Work task: Reproduce the entries below exactly, but leave the pictures out.

Data shown:
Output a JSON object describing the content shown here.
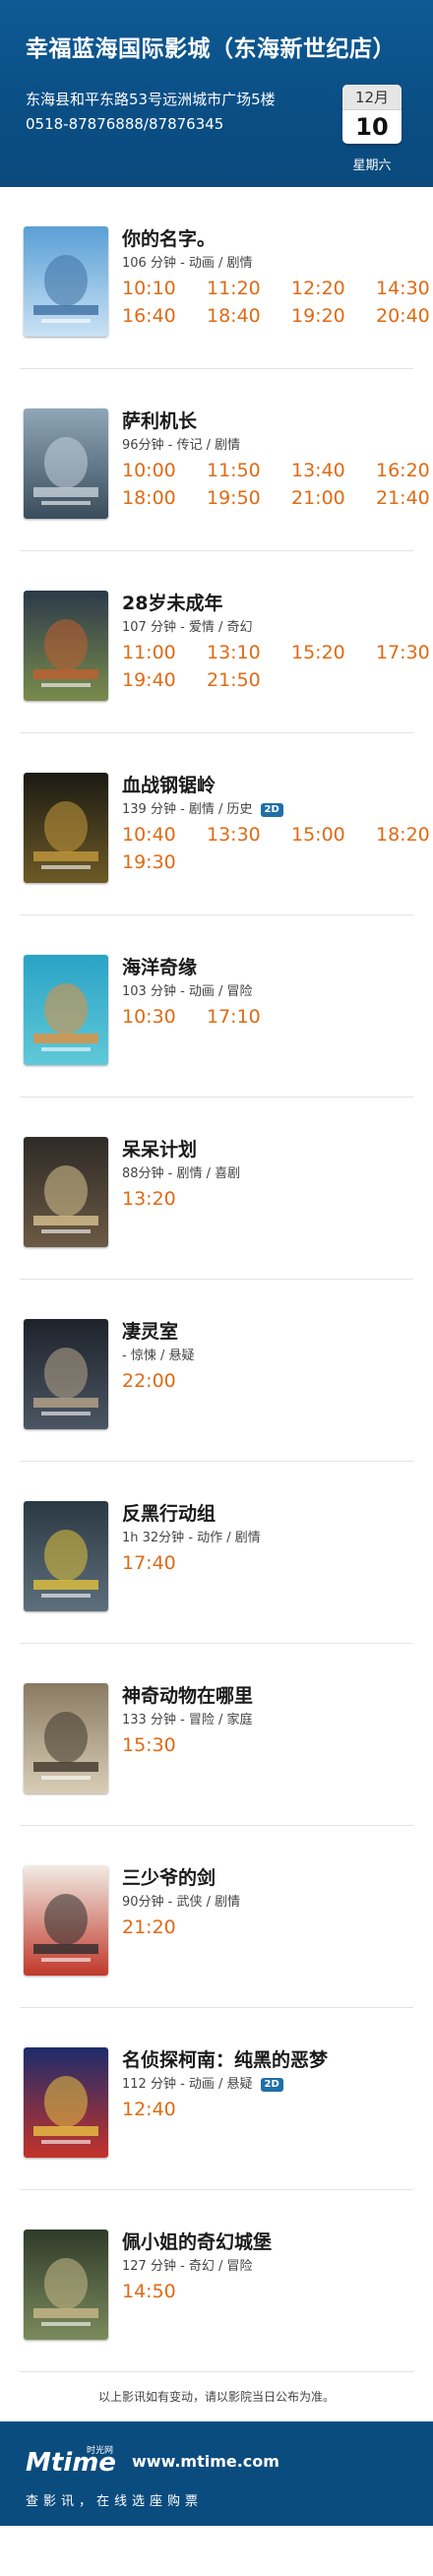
{
  "header": {
    "cinema_name": "幸福蓝海国际影城（东海新世纪店）",
    "address": "东海县和平东路53号远洲城市广场5楼",
    "phone": "0518-87876888/87876345",
    "date": {
      "month": "12月",
      "day": "10",
      "weekday": "星期六"
    }
  },
  "movies": [
    {
      "title": "你的名字。",
      "meta": "106 分钟 - 动画 / 剧情",
      "is_2d": false,
      "times": [
        "10:10",
        "11:20",
        "12:20",
        "14:30",
        "16:40",
        "18:40",
        "19:20",
        "20:40"
      ]
    },
    {
      "title": "萨利机长",
      "meta": "96分钟 - 传记 / 剧情",
      "is_2d": false,
      "times": [
        "10:00",
        "11:50",
        "13:40",
        "16:20",
        "18:00",
        "19:50",
        "21:00",
        "21:40"
      ]
    },
    {
      "title": "28岁未成年",
      "meta": "107 分钟 - 爱情 / 奇幻",
      "is_2d": false,
      "times": [
        "11:00",
        "13:10",
        "15:20",
        "17:30",
        "19:40",
        "21:50"
      ]
    },
    {
      "title": "血战钢锯岭",
      "meta": "139 分钟 - 剧情 / 历史",
      "is_2d": true,
      "times": [
        "10:40",
        "13:30",
        "15:00",
        "18:20",
        "19:30"
      ]
    },
    {
      "title": "海洋奇缘",
      "meta": "103 分钟 - 动画 / 冒险",
      "is_2d": false,
      "times": [
        "10:30",
        "17:10"
      ]
    },
    {
      "title": "呆呆计划",
      "meta": "88分钟 - 剧情 / 喜剧",
      "is_2d": false,
      "times": [
        "13:20"
      ]
    },
    {
      "title": "凄灵室",
      "meta": " - 惊悚 / 悬疑",
      "is_2d": false,
      "times": [
        "22:00"
      ]
    },
    {
      "title": "反黑行动组",
      "meta": "1h  32分钟 - 动作 / 剧情",
      "is_2d": false,
      "times": [
        "17:40"
      ]
    },
    {
      "title": "神奇动物在哪里",
      "meta": "133 分钟 - 冒险 / 家庭",
      "is_2d": false,
      "times": [
        "15:30"
      ]
    },
    {
      "title": "三少爷的剑",
      "meta": "90分钟 - 武侠 / 剧情",
      "is_2d": false,
      "times": [
        "21:20"
      ]
    },
    {
      "title": "名侦探柯南：纯黑的恶梦",
      "meta": "112 分钟 - 动画 / 悬疑",
      "is_2d": true,
      "times": [
        "12:40"
      ]
    },
    {
      "title": "佩小姐的奇幻城堡",
      "meta": "127 分钟 - 奇幻 / 冒险",
      "is_2d": false,
      "times": [
        "14:50"
      ]
    }
  ],
  "badge_label": "2D",
  "posters": [
    {
      "icon": "poster-your-name",
      "colors": [
        "#5a9fd6",
        "#c9e2f4",
        "#3d6fa3"
      ]
    },
    {
      "icon": "poster-sully",
      "colors": [
        "#8fa7b8",
        "#3a4d5c",
        "#c7d2da"
      ]
    },
    {
      "icon": "poster-28",
      "colors": [
        "#2b3a4a",
        "#7a8b4c",
        "#c25f2f"
      ]
    },
    {
      "icon": "poster-hacksaw",
      "colors": [
        "#1b1a14",
        "#6d5a26",
        "#c49a3c"
      ]
    },
    {
      "icon": "poster-moana",
      "colors": [
        "#2aa3c6",
        "#5fc9d8",
        "#e58f3a"
      ]
    },
    {
      "icon": "poster-daidai",
      "colors": [
        "#2e2a26",
        "#6b5a44",
        "#d7c28f"
      ]
    },
    {
      "icon": "poster-qilingshi",
      "colors": [
        "#1e232b",
        "#4b5563",
        "#b8a58a"
      ]
    },
    {
      "icon": "poster-fanhei",
      "colors": [
        "#2b3944",
        "#5d6f7b",
        "#e2c23b"
      ]
    },
    {
      "icon": "poster-fantastic-beasts",
      "colors": [
        "#8a7a62",
        "#d8cdb6",
        "#3e3629"
      ]
    },
    {
      "icon": "poster-sword",
      "colors": [
        "#f1ece4",
        "#c0392b",
        "#2c2c2c"
      ]
    },
    {
      "icon": "poster-conan",
      "colors": [
        "#1d2c6b",
        "#c4332b",
        "#e8c441"
      ]
    },
    {
      "icon": "poster-peregrine",
      "colors": [
        "#2f3b2a",
        "#7b8a5c",
        "#c9b98a"
      ]
    }
  ],
  "notice": "以上影讯如有变动，请以影院当日公布为准。",
  "footer": {
    "logo_text": "Mtime",
    "logo_sub": "时光网",
    "url": "www.mtime.com",
    "slogan": "查影讯，在线选座购票"
  },
  "theme": {
    "header_bg": "#0b4e84",
    "accent": "#e06a14",
    "badge": "#1f6fa8"
  }
}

Problem solution:
Output a JSON object describing the content shown here.
{
  "header": {
    "cinema_name": "幸福蓝海国际影城（东海新世纪店）",
    "address": "东海县和平东路53号远洲城市广场5楼",
    "phone": "0518-87876888/87876345",
    "date": {
      "month": "12月",
      "day": "10",
      "weekday": "星期六"
    }
  },
  "movies": [
    {
      "title": "你的名字。",
      "meta": "106 分钟 - 动画 / 剧情",
      "is_2d": false,
      "times": [
        "10:10",
        "11:20",
        "12:20",
        "14:30",
        "16:40",
        "18:40",
        "19:20",
        "20:40"
      ]
    },
    {
      "title": "萨利机长",
      "meta": "96分钟 - 传记 / 剧情",
      "is_2d": false,
      "times": [
        "10:00",
        "11:50",
        "13:40",
        "16:20",
        "18:00",
        "19:50",
        "21:00",
        "21:40"
      ]
    },
    {
      "title": "28岁未成年",
      "meta": "107 分钟 - 爱情 / 奇幻",
      "is_2d": false,
      "times": [
        "11:00",
        "13:10",
        "15:20",
        "17:30",
        "19:40",
        "21:50"
      ]
    },
    {
      "title": "血战钢锯岭",
      "meta": "139 分钟 - 剧情 / 历史",
      "is_2d": true,
      "times": [
        "10:40",
        "13:30",
        "15:00",
        "18:20",
        "19:30"
      ]
    },
    {
      "title": "海洋奇缘",
      "meta": "103 分钟 - 动画 / 冒险",
      "is_2d": false,
      "times": [
        "10:30",
        "17:10"
      ]
    },
    {
      "title": "呆呆计划",
      "meta": "88分钟 - 剧情 / 喜剧",
      "is_2d": false,
      "times": [
        "13:20"
      ]
    },
    {
      "title": "凄灵室",
      "meta": " - 惊悚 / 悬疑",
      "is_2d": false,
      "times": [
        "22:00"
      ]
    },
    {
      "title": "反黑行动组",
      "meta": "1h  32分钟 - 动作 / 剧情",
      "is_2d": false,
      "times": [
        "17:40"
      ]
    },
    {
      "title": "神奇动物在哪里",
      "meta": "133 分钟 - 冒险 / 家庭",
      "is_2d": false,
      "times": [
        "15:30"
      ]
    },
    {
      "title": "三少爷的剑",
      "meta": "90分钟 - 武侠 / 剧情",
      "is_2d": false,
      "times": [
        "21:20"
      ]
    },
    {
      "title": "名侦探柯南：纯黑的恶梦",
      "meta": "112 分钟 - 动画 / 悬疑",
      "is_2d": true,
      "times": [
        "12:40"
      ]
    },
    {
      "title": "佩小姐的奇幻城堡",
      "meta": "127 分钟 - 奇幻 / 冒险",
      "is_2d": false,
      "times": [
        "14:50"
      ]
    }
  ],
  "badge_label": "2D",
  "posters": [
    {
      "icon": "poster-your-name",
      "colors": [
        "#5a9fd6",
        "#c9e2f4",
        "#3d6fa3"
      ]
    },
    {
      "icon": "poster-sully",
      "colors": [
        "#8fa7b8",
        "#3a4d5c",
        "#c7d2da"
      ]
    },
    {
      "icon": "poster-28",
      "colors": [
        "#2b3a4a",
        "#7a8b4c",
        "#c25f2f"
      ]
    },
    {
      "icon": "poster-hacksaw",
      "colors": [
        "#1b1a14",
        "#6d5a26",
        "#c49a3c"
      ]
    },
    {
      "icon": "poster-moana",
      "colors": [
        "#2aa3c6",
        "#5fc9d8",
        "#e58f3a"
      ]
    },
    {
      "icon": "poster-daidai",
      "colors": [
        "#2e2a26",
        "#6b5a44",
        "#d7c28f"
      ]
    },
    {
      "icon": "poster-qilingshi",
      "colors": [
        "#1e232b",
        "#4b5563",
        "#b8a58a"
      ]
    },
    {
      "icon": "poster-fanhei",
      "colors": [
        "#2b3944",
        "#5d6f7b",
        "#e2c23b"
      ]
    },
    {
      "icon": "poster-fantastic-beasts",
      "colors": [
        "#8a7a62",
        "#d8cdb6",
        "#3e3629"
      ]
    },
    {
      "icon": "poster-sword",
      "colors": [
        "#f1ece4",
        "#c0392b",
        "#2c2c2c"
      ]
    },
    {
      "icon": "poster-conan",
      "colors": [
        "#1d2c6b",
        "#c4332b",
        "#e8c441"
      ]
    },
    {
      "icon": "poster-peregrine",
      "colors": [
        "#2f3b2a",
        "#7b8a5c",
        "#c9b98a"
      ]
    }
  ],
  "notice": "以上影讯如有变动，请以影院当日公布为准。",
  "footer": {
    "logo_text": "Mtime",
    "logo_sub": "时光网",
    "url": "www.mtime.com",
    "slogan": "查影讯，在线选座购票"
  },
  "theme": {
    "header_bg": "#0b4e84",
    "accent": "#e06a14",
    "badge": "#1f6fa8"
  }
}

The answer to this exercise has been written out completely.